Task instructions -
How many lines in the data below include the word "this"? Respond with the number, nothing more.

'''

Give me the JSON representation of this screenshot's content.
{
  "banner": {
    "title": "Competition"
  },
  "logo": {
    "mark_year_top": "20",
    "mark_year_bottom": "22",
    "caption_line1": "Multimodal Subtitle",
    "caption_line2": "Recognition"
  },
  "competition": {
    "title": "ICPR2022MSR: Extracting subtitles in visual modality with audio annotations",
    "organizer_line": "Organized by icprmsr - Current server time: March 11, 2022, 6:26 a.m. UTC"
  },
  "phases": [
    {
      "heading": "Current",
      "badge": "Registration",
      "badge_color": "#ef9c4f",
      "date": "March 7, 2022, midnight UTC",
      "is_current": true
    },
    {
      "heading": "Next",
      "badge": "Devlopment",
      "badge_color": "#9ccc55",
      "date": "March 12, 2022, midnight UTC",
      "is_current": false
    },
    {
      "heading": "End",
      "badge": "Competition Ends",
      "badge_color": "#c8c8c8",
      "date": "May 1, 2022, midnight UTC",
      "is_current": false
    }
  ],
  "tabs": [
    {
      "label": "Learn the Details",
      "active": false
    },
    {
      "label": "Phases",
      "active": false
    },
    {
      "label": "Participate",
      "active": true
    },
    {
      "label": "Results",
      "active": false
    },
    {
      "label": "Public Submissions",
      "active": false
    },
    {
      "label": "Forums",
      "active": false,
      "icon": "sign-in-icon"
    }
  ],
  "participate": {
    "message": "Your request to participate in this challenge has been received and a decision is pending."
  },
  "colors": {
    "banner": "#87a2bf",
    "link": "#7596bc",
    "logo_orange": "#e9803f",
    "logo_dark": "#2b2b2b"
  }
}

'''

Worked solution -
2